- [Exercise instructions] Return each entry word for word, without its pictures.

(App and web page records)
::::

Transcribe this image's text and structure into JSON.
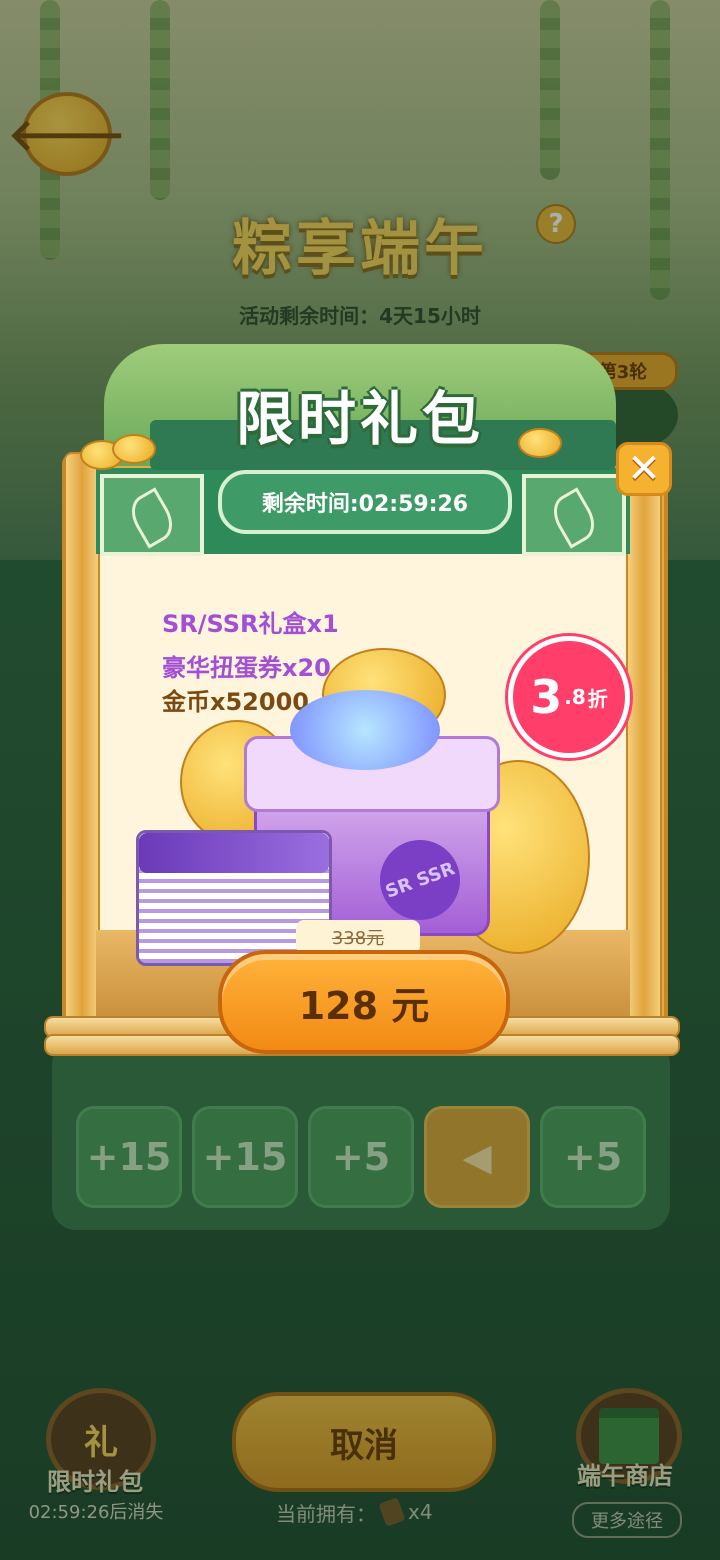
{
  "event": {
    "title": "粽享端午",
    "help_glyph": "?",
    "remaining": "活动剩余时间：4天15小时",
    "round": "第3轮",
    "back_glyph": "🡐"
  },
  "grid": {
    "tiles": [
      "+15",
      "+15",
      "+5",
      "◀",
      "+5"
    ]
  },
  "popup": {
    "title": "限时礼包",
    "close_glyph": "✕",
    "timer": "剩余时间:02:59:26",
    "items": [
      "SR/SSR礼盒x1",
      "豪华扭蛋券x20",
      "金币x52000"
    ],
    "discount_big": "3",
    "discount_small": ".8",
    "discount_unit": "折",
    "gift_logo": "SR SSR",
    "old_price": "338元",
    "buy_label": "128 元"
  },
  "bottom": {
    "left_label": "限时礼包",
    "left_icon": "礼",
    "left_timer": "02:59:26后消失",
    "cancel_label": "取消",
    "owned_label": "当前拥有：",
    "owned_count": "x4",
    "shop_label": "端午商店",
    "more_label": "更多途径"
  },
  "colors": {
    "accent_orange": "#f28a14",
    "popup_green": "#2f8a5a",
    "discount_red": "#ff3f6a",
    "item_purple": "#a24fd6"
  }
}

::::

- [Exercise response]
Transcribe this image's text and structure into JSON.
{
  "event": {
    "title": "粽享端午",
    "help_glyph": "?",
    "remaining": "活动剩余时间：4天15小时",
    "round": "第3轮",
    "back_glyph": "🡐"
  },
  "grid": {
    "tiles": [
      "+15",
      "+15",
      "+5",
      "◀",
      "+5"
    ]
  },
  "popup": {
    "title": "限时礼包",
    "close_glyph": "✕",
    "timer": "剩余时间:02:59:26",
    "items": [
      "SR/SSR礼盒x1",
      "豪华扭蛋券x20",
      "金币x52000"
    ],
    "discount_big": "3",
    "discount_small": ".8",
    "discount_unit": "折",
    "gift_logo": "SR SSR",
    "old_price": "338元",
    "buy_label": "128 元"
  },
  "bottom": {
    "left_label": "限时礼包",
    "left_icon": "礼",
    "left_timer": "02:59:26后消失",
    "cancel_label": "取消",
    "owned_label": "当前拥有：",
    "owned_count": "x4",
    "shop_label": "端午商店",
    "more_label": "更多途径"
  },
  "colors": {
    "accent_orange": "#f28a14",
    "popup_green": "#2f8a5a",
    "discount_red": "#ff3f6a",
    "item_purple": "#a24fd6"
  }
}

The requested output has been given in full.